“Canada is the only home I know, but it’s saying to me that I don’t belong here any more. It’s a devastating feeling,” she said.
The obscure provision in the Citizenship Act that caused Funk so much grief was repealed in 2009. Its intent was to limit citizenship by descent to one generation born outside Canada.
A spokesperson for Immigration, Refugees and Citizenship Canada told the Star an attempt was made to contact those affected, where possible.
“As we do not have data on the number of individuals who might have been impacted, we were unable to advise people systematically (about the changes),” said spokesperson Lindsay Wemp.
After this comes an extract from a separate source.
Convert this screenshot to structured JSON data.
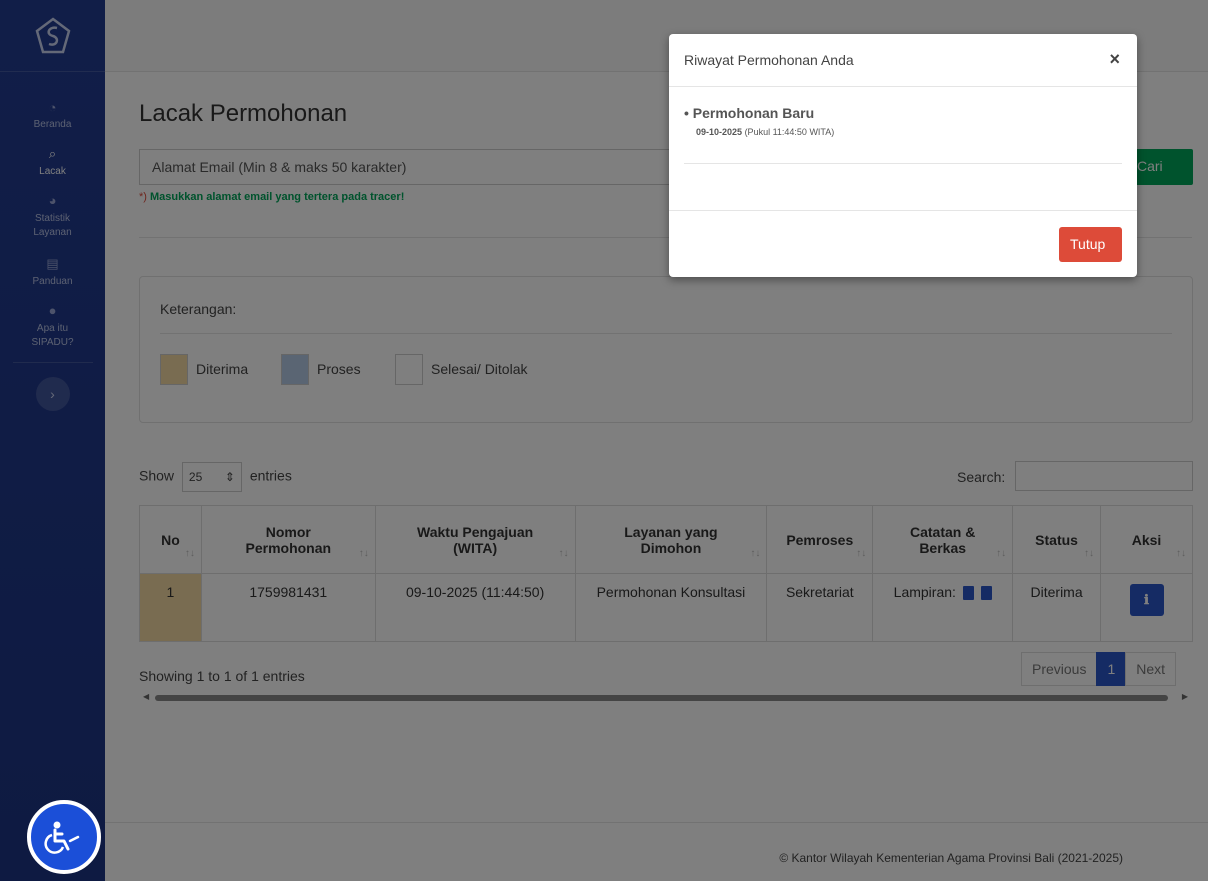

“When possible, IRCC did inform people . . . that they would have to take steps to retain their Canadian citizenship prior to their 28th birthday by way of a written notice to the client included with their citizenship certificate,” Wemp added.
Funk’s father, who was born in Mexico to Canadian parents, returned to Canada with his family of seven and settled in Manitoba in 1980. However, only Bertha was affected by the citizenship regulation because of her date of birth.
She lived in Winnipeg and later moved to Surrey for school, living a normal life, working as a counsellor, paying taxes and travelling with her Canadian passport — until now.
Funk said she received a letter from immigration officials in April offering two options: to apply to become a permanent resident as an immigrant, or to apply for a “discretionary” grant of citizenship, designed to alleviate cases of special and unusual hardship or to reward services of an exceptional value to Canada.
However, she noted the letter said the latter “is a long and formal process that requires many levels of approval. Grants under this subsection are only used in very exceptional cases.”
To be considered, Funk would need to provide documentation including lease agreements, expired and valid passports, school transcripts, pay slips, dentists’ and doctors’ contact information and any relevant documents to establish her continuous residence in Canada.
“There is no guarantee I would have my status back by applying for permanent residency or citizenship grant. It’s all at the discretion of the officials,” said Funk.
According to the government, only “a very small number of people” were affected by the clause, and officials have received only 330 applications to date for a grant of citizenship — probably because many people don’t even know they have lost their citizenship.
“I have lived in Canada all my life,” said Funk, who has made a personal appeal to Immigration Minister John McCallum to restore her citizenship. This is completely ridiculous and unjust.”